NEW YORK — GQ editor Art Cooper is heading for the door after 20 years, and his editing philosophy looks likely to follow him.
But as traditional mens titles like GQ and Playboy retool to rival so-called lad-mags like Maxim, Stuff and FHM, some mag men wonder if they’re drinking tainted brewskis.
Figures from the Audit Bureau of Circulation tell a surprising story about lad-mags and their supposedly embattled forefathers.
Maxim is slightly down in subscriptions and newsstand sales for the second half of 2002 vs. the same period of 2001. Stuff’s subs are up 20%, but its single-copy sales have dropped by almost the same amount. Only FHM can party hearty, with a 40% uptick in subs and a 10% jump on the newsstand.
GQ and Esquire, interestingly, have seen respectable upticks in subscriptions and newsstand sales in the same span. Subs at Hearst title Esquire are up 12% and single-copy sales are up 17%. Conde Nast’s GQ is up 6% in both categories.
So maybe the lad-mag craze has peaked, and maybe GQ parent Conde Nast should think twice about hiring hot-blooded laddie-mag men.
“This is the last icon of men’s magazines,” says U. of Mississippi journalism prof Samir Husni. “Playboy is redesigning and will take the Maxim route. So is GQ. They are both Maxim-izing.”
Indeed, Cooper’s possible successors at GQ — David Zinczenko of Men’s Health or British GQ editor Dylan Jones — are more likely to offer quick tips on goosing your mojo than a 6,000-word piece in a Hollywood issue.
But the push to pander to younger male readers has even rival editors anxious — and wondering if the redesigns will help or hurt the stalwart mags.
“I worry that the magazine industry underestimates the intelligence of men and their ability to form an emotional attachment to a story,” says Esquire editor-in-chief David Granger, who once was a top editor at GQ.
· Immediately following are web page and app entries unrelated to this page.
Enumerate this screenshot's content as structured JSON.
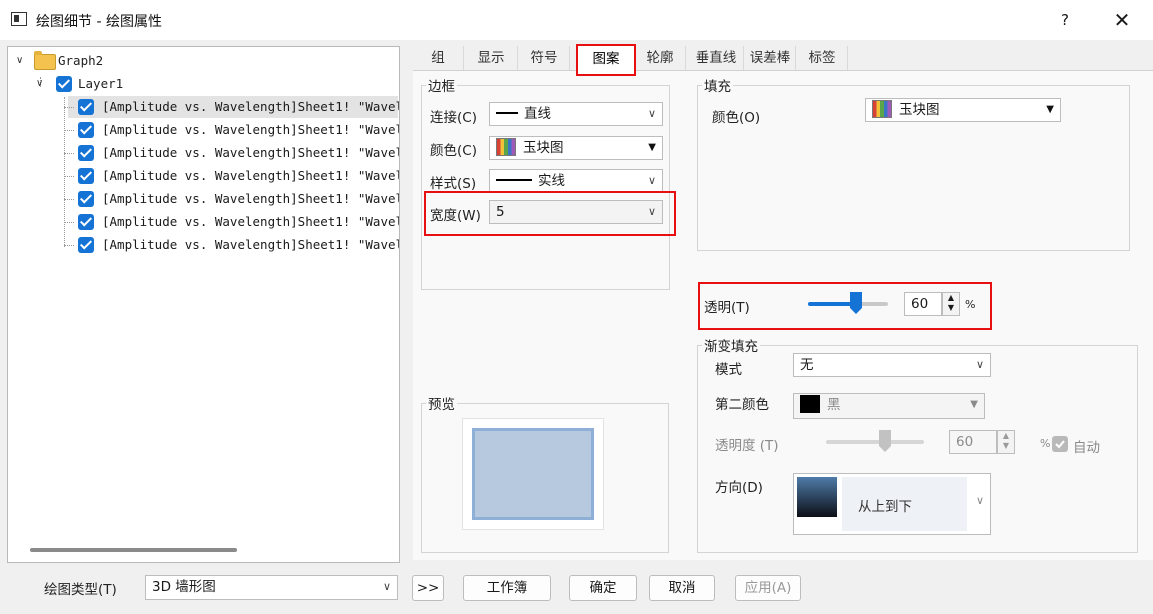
{
  "window": {
    "title": "绘图细节 - 绘图属性",
    "help": "?",
    "close": "✕"
  },
  "tree": {
    "root": "Graph2",
    "layer": "Layer1",
    "plots": [
      "[Amplitude vs. Wavelength]Sheet1! \"Wavel",
      "[Amplitude vs. Wavelength]Sheet1! \"Wavel",
      "[Amplitude vs. Wavelength]Sheet1! \"Wavel",
      "[Amplitude vs. Wavelength]Sheet1! \"Wavel",
      "[Amplitude vs. Wavelength]Sheet1! \"Wavel",
      "[Amplitude vs. Wavelength]Sheet1! \"Wavel",
      "[Amplitude vs. Wavelength]Sheet1! \"Wavel"
    ]
  },
  "tabs": [
    "组",
    "显示",
    "符号",
    "图案",
    "轮廓",
    "垂直线",
    "误差棒",
    "标签"
  ],
  "active_tab": "图案",
  "border": {
    "title": "边框",
    "connect_label": "连接(C)",
    "connect_value": "直线",
    "color_label": "颜色(C)",
    "color_value": "玉块图",
    "style_label": "样式(S)",
    "style_value": "实线",
    "width_label": "宽度(W)",
    "width_value": "5"
  },
  "fill": {
    "title": "填充",
    "color_label": "颜色(O)",
    "color_value": "玉块图"
  },
  "transparency": {
    "label": "透明(T)",
    "value": "60",
    "unit": "%",
    "level_percent": 60
  },
  "gradient": {
    "title": "渐变填充",
    "mode_label": "模式",
    "mode_value": "无",
    "second_color_label": "第二颜色",
    "second_color_value": "黑",
    "opacity_label": "透明度 (T)",
    "opacity_value": "60",
    "opacity_unit": "%",
    "auto_label": "自动",
    "direction_label": "方向(D)",
    "direction_value": "从上到下"
  },
  "preview": {
    "title": "预览"
  },
  "footer": {
    "plot_type_label": "绘图类型(T)",
    "plot_type_value": "3D 墙形图",
    "more": ">>",
    "workbook": "工作簿",
    "ok": "确定",
    "cancel": "取消",
    "apply": "应用(A)"
  },
  "colors": {
    "accent": "#1473d4",
    "highlight": "#e5100f",
    "preview_fill": "#b7c9df",
    "preview_border": "#8fb0d6"
  }
}
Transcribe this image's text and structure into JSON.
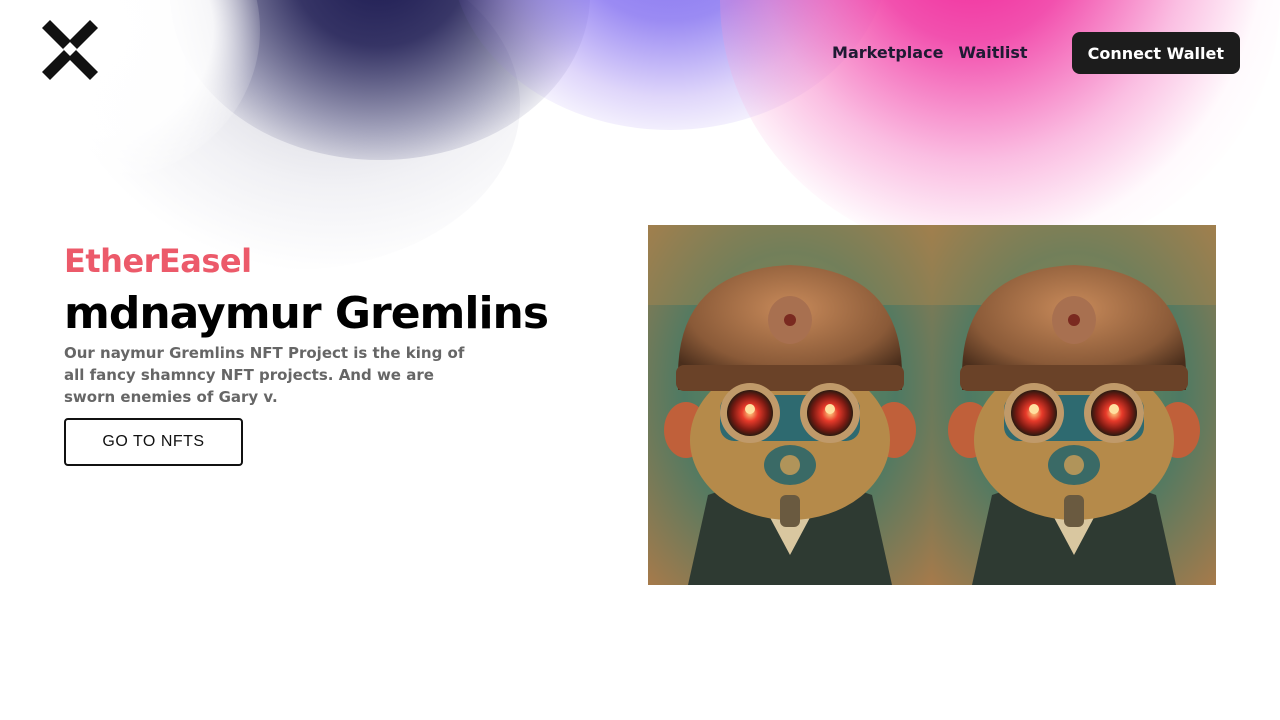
{
  "nav": {
    "links": [
      "Marketplace",
      "Waitlist"
    ],
    "connect_label": "Connect Wallet"
  },
  "hero": {
    "brand": "EtherEasel",
    "title": "mdnaymur Gremlins",
    "description": "Our naymur Gremlins NFT Project is the king of all fancy shamncy NFT projects. And we are sworn enemies of Gary v.",
    "cta_label": "GO TO NFTS"
  },
  "gallery": {
    "items": [
      {
        "alt": "steampunk gremlin robot",
        "icon": "robot-portrait"
      },
      {
        "alt": "steampunk gremlin robot",
        "icon": "robot-portrait"
      }
    ]
  },
  "colors": {
    "brand": "#ec5a6a",
    "button_dark": "#1c1c1c",
    "blob_navy": "#1a1850",
    "blob_purple": "#7c6af0",
    "blob_pink": "#f01e96"
  }
}
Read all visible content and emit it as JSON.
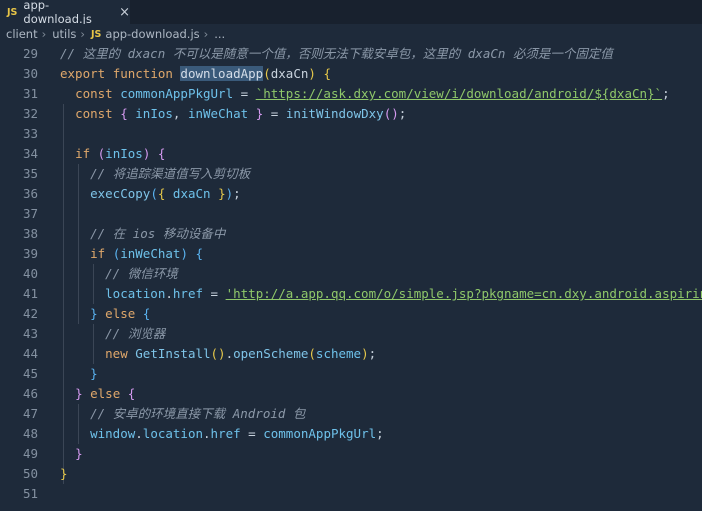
{
  "tab": {
    "badge": "JS",
    "title": "app-download.js",
    "close": "×"
  },
  "breadcrumb": [
    "client",
    "utils",
    "app-download.js",
    "..."
  ],
  "breadcrumb_sep": "›",
  "lines": [
    {
      "num": "29",
      "tokens": [
        [
          "c",
          "// 这里的 dxacn 不可以是随意一个值，否则无法下载安卓包，这里的 dxaCn 必须是一个固定值"
        ]
      ]
    },
    {
      "num": "30",
      "tokens": [
        [
          "k",
          "export "
        ],
        [
          "k",
          "function "
        ],
        [
          "h",
          "downloadApp"
        ],
        [
          "b",
          "("
        ],
        [
          "p",
          "dxaCn"
        ],
        [
          "b",
          ")"
        ],
        [
          "p",
          " "
        ],
        [
          "b",
          "{"
        ]
      ]
    },
    {
      "num": "31",
      "tokens": [
        [
          "p",
          "  "
        ],
        [
          "k",
          "const "
        ],
        [
          "v",
          "commonAppPkgUrl"
        ],
        [
          "p",
          " = "
        ],
        [
          "s",
          "`https://ask.dxy.com/view/i/download/android/${dxaCn}`"
        ],
        [
          "p",
          ";"
        ]
      ]
    },
    {
      "num": "32",
      "tokens": [
        [
          "p",
          "  "
        ],
        [
          "k",
          "const "
        ],
        [
          "b2",
          "{ "
        ],
        [
          "v",
          "inIos"
        ],
        [
          "p",
          ", "
        ],
        [
          "v",
          "inWeChat"
        ],
        [
          "b2",
          " }"
        ],
        [
          "p",
          " = "
        ],
        [
          "f",
          "initWindowDxy"
        ],
        [
          "b2",
          "()"
        ],
        [
          "p",
          ";"
        ]
      ]
    },
    {
      "num": "33",
      "tokens": []
    },
    {
      "num": "34",
      "tokens": [
        [
          "p",
          "  "
        ],
        [
          "k",
          "if "
        ],
        [
          "b2",
          "("
        ],
        [
          "v",
          "inIos"
        ],
        [
          "b2",
          ")"
        ],
        [
          "p",
          " "
        ],
        [
          "b2",
          "{"
        ]
      ]
    },
    {
      "num": "35",
      "tokens": [
        [
          "p",
          "    "
        ],
        [
          "c",
          "// 将追踪渠道值写入剪切板"
        ]
      ]
    },
    {
      "num": "36",
      "tokens": [
        [
          "p",
          "    "
        ],
        [
          "f",
          "execCopy"
        ],
        [
          "b3",
          "("
        ],
        [
          "b",
          "{ "
        ],
        [
          "v",
          "dxaCn"
        ],
        [
          "b",
          " }"
        ],
        [
          "b3",
          ")"
        ],
        [
          "p",
          ";"
        ]
      ]
    },
    {
      "num": "37",
      "tokens": []
    },
    {
      "num": "38",
      "tokens": [
        [
          "p",
          "    "
        ],
        [
          "c",
          "// 在 ios 移动设备中"
        ]
      ]
    },
    {
      "num": "39",
      "tokens": [
        [
          "p",
          "    "
        ],
        [
          "k",
          "if "
        ],
        [
          "b3",
          "("
        ],
        [
          "v",
          "inWeChat"
        ],
        [
          "b3",
          ")"
        ],
        [
          "p",
          " "
        ],
        [
          "b3",
          "{"
        ]
      ]
    },
    {
      "num": "40",
      "tokens": [
        [
          "p",
          "      "
        ],
        [
          "c",
          "// 微信环境"
        ]
      ]
    },
    {
      "num": "41",
      "tokens": [
        [
          "p",
          "      "
        ],
        [
          "v",
          "location"
        ],
        [
          "p",
          "."
        ],
        [
          "v",
          "href"
        ],
        [
          "p",
          " = "
        ],
        [
          "s",
          "'http://a.app.qq.com/o/simple.jsp?pkgname=cn.dxy.android.aspirin'"
        ],
        [
          "p",
          ";"
        ]
      ]
    },
    {
      "num": "42",
      "tokens": [
        [
          "p",
          "    "
        ],
        [
          "b3",
          "}"
        ],
        [
          "k",
          " else "
        ],
        [
          "b3",
          "{"
        ]
      ]
    },
    {
      "num": "43",
      "tokens": [
        [
          "p",
          "      "
        ],
        [
          "c",
          "// 浏览器"
        ]
      ]
    },
    {
      "num": "44",
      "tokens": [
        [
          "p",
          "      "
        ],
        [
          "k",
          "new "
        ],
        [
          "f",
          "GetInstall"
        ],
        [
          "b",
          "()"
        ],
        [
          "p",
          "."
        ],
        [
          "f",
          "openScheme"
        ],
        [
          "b",
          "("
        ],
        [
          "v",
          "scheme"
        ],
        [
          "b",
          ")"
        ],
        [
          "p",
          ";"
        ]
      ]
    },
    {
      "num": "45",
      "tokens": [
        [
          "p",
          "    "
        ],
        [
          "b3",
          "}"
        ]
      ]
    },
    {
      "num": "46",
      "tokens": [
        [
          "p",
          "  "
        ],
        [
          "b2",
          "}"
        ],
        [
          "k",
          " else "
        ],
        [
          "b2",
          "{"
        ]
      ]
    },
    {
      "num": "47",
      "tokens": [
        [
          "p",
          "    "
        ],
        [
          "c",
          "// 安卓的环境直接下载 Android 包"
        ]
      ]
    },
    {
      "num": "48",
      "tokens": [
        [
          "p",
          "    "
        ],
        [
          "v",
          "window"
        ],
        [
          "p",
          "."
        ],
        [
          "v",
          "location"
        ],
        [
          "p",
          "."
        ],
        [
          "v",
          "href"
        ],
        [
          "p",
          " = "
        ],
        [
          "v",
          "commonAppPkgUrl"
        ],
        [
          "p",
          ";"
        ]
      ]
    },
    {
      "num": "49",
      "tokens": [
        [
          "p",
          "  "
        ],
        [
          "b2",
          "}"
        ]
      ]
    },
    {
      "num": "50",
      "tokens": [
        [
          "b",
          "}"
        ]
      ]
    },
    {
      "num": "51",
      "tokens": []
    }
  ]
}
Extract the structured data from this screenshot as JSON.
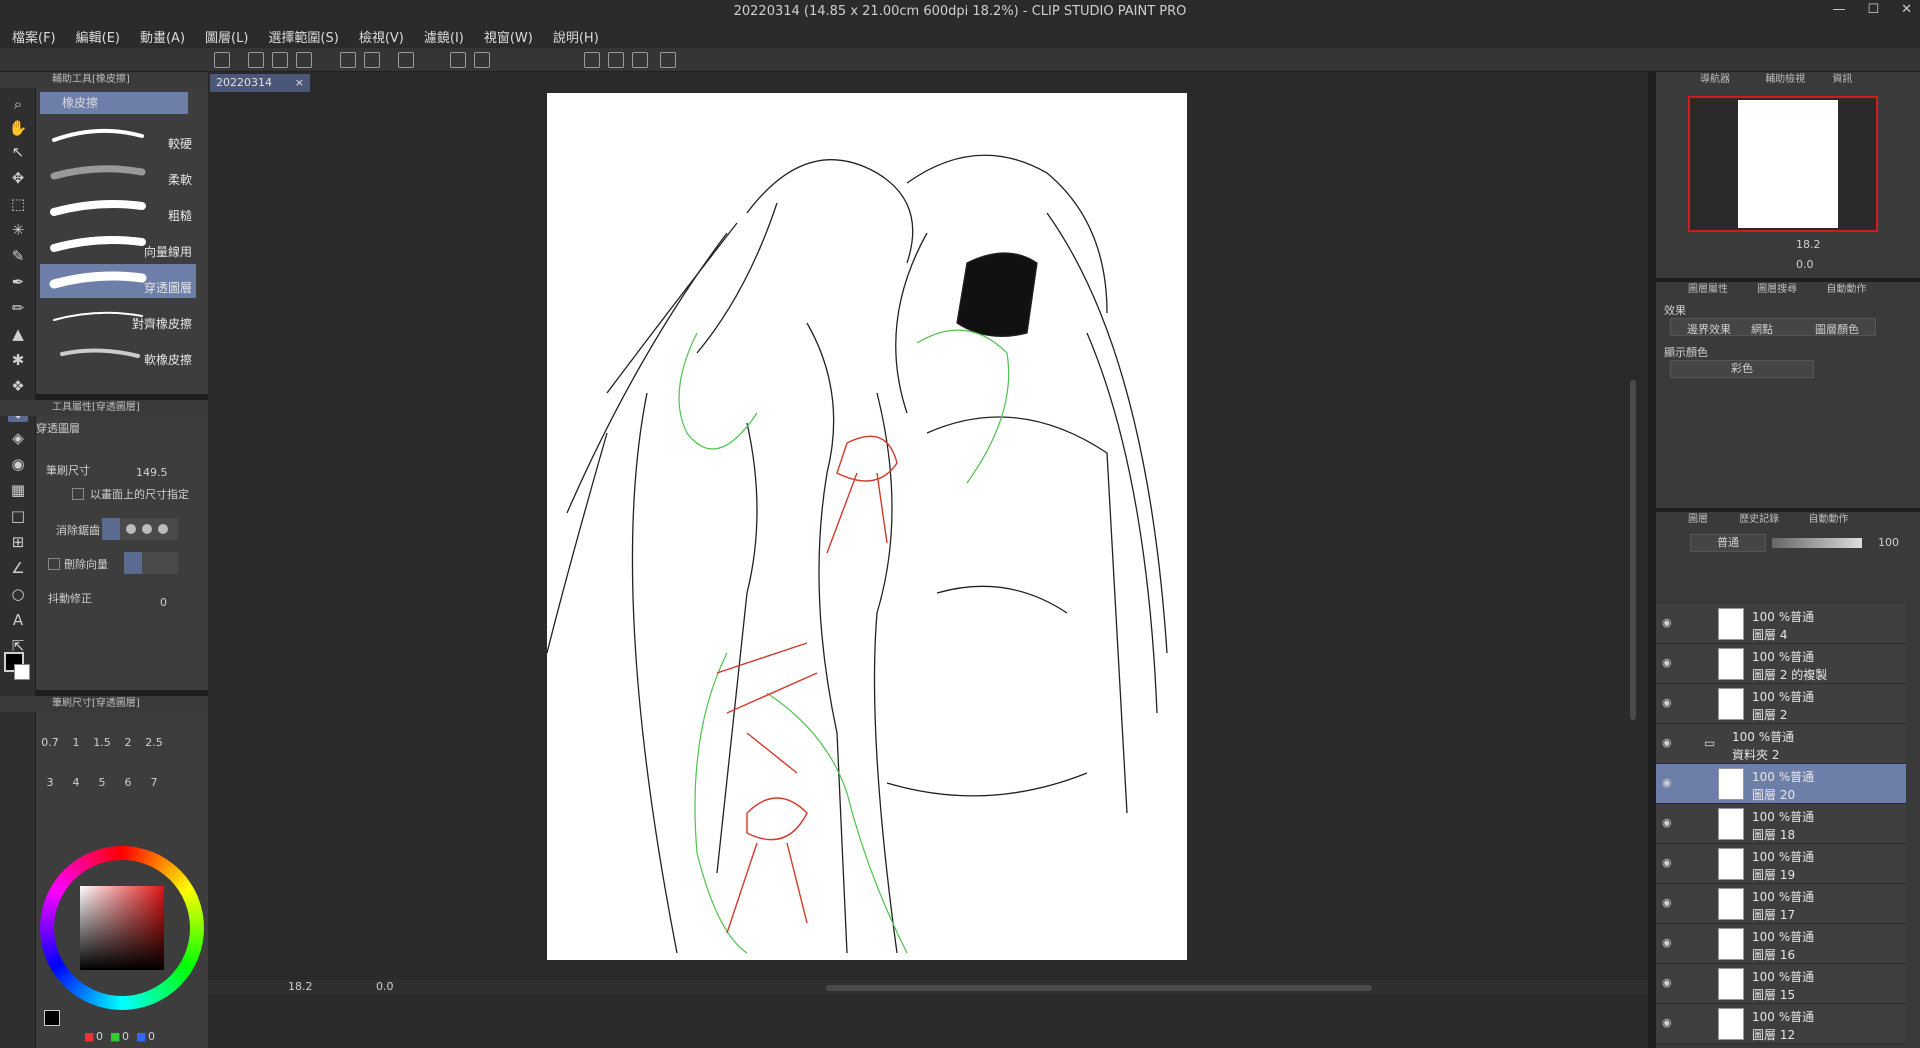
{
  "window": {
    "title": "20220314 (14.85 x 21.00cm 600dpi 18.2%)  - CLIP STUDIO PAINT PRO"
  },
  "menu": [
    "檔案(F)",
    "編輯(E)",
    "動畫(A)",
    "圖層(L)",
    "選擇範圍(S)",
    "檢視(V)",
    "濾鏡(I)",
    "視窗(W)",
    "說明(H)"
  ],
  "subtool": {
    "header": "輔助工具[橡皮擦]",
    "group": "橡皮擦",
    "brushes": [
      "較硬",
      "柔軟",
      "粗糙",
      "向量線用",
      "穿透圖層",
      "對齊橡皮擦",
      "軟橡皮擦"
    ]
  },
  "toolprop": {
    "header": "工具屬性[穿透圖層]",
    "name": "穿透圖層",
    "brush_size_label": "筆刷尺寸",
    "brush_size_value": "149.5",
    "screen_size_label": "以畫面上的尺寸指定",
    "antialias_label": "消除鋸齒",
    "delete_vector_label": "刪除向量",
    "stabilization_label": "抖動修正",
    "stabilization_value": "0"
  },
  "brushsize": {
    "header": "筆刷尺寸[穿透圖層]",
    "sizes": [
      "0.7",
      "1",
      "1.5",
      "2",
      "2.5",
      "3",
      "4",
      "5",
      "6",
      "7"
    ]
  },
  "color": {
    "r": "0",
    "g": "0",
    "b": "0",
    "main_color": "#000000",
    "sub_color": "#ffffff"
  },
  "document": {
    "tab": "20220314"
  },
  "statusbar": {
    "zoom": "18.2",
    "rotation": "0.0"
  },
  "navigator": {
    "tab1": "導航器",
    "tab2": "輔助檢視",
    "tab3": "資訊",
    "zoom": "18.2",
    "rotation": "0.0"
  },
  "layerprop": {
    "tab1": "圖層屬性",
    "tab2": "圖層搜尋",
    "tab3": "自動動作",
    "effect_label": "效果",
    "effect_border": "邊界效果",
    "effect_tone": "網點",
    "effect_layer_color": "圖層顏色",
    "display_color_label": "顯示顏色",
    "display_color_value": "彩色"
  },
  "layers": {
    "tab1": "圖層",
    "tab2": "歷史記錄",
    "tab3": "自動動作",
    "blend_mode": "普通",
    "opacity": "100",
    "rows": [
      {
        "mode": "100 %普通",
        "name": "圖層 4"
      },
      {
        "mode": "100 %普通",
        "name": "圖層 2 的複製"
      },
      {
        "mode": "100 %普通",
        "name": "圖層 2"
      },
      {
        "mode": "100 %普通",
        "name": "資料夾 2"
      },
      {
        "mode": "100 %普通",
        "name": "圖層 20"
      },
      {
        "mode": "100 %普通",
        "name": "圖層 18"
      },
      {
        "mode": "100 %普通",
        "name": "圖層 19"
      },
      {
        "mode": "100 %普通",
        "name": "圖層 17"
      },
      {
        "mode": "100 %普通",
        "name": "圖層 16"
      },
      {
        "mode": "100 %普通",
        "name": "圖層 15"
      },
      {
        "mode": "100 %普通",
        "name": "圖層 12"
      }
    ]
  },
  "colors": {
    "accent": "#6d7fa9",
    "panel": "#3d3d3d",
    "canvas_bg": "#2a2a2a",
    "nav_frame": "#d21b1b"
  }
}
“The challenge of any magazine is to aggregate a big audience,” he says. “But do you want to dumb it down to reach a broader base?”
Still, the laddie titles continue to enjoy advantages in single-copy sales. Figures like FHM’s 400,000 single-stand sales vs. GQ’s 200,000 turned heads at Conde Nast.
And hooking new readers is what it’s all about, say lad-mag editors.
“These people are not as interested in their readers as they are other editors,” says Stuff editor-in-chief Greg Gutfeld of his mainstream rivals. “There’s a lot of resentment from these people because we are actually read.”
But Robert Wallace, who took the helm at the Wenner adventure mag Men’s Journal last summer, has a more tempered view.
“I think laddie books are positive. They got guys subscribing to the magazine experience,” says Wallace.
“But later those readers will leave those mags. I don’t want to be a laddie book. I want my magazine to be the next step.”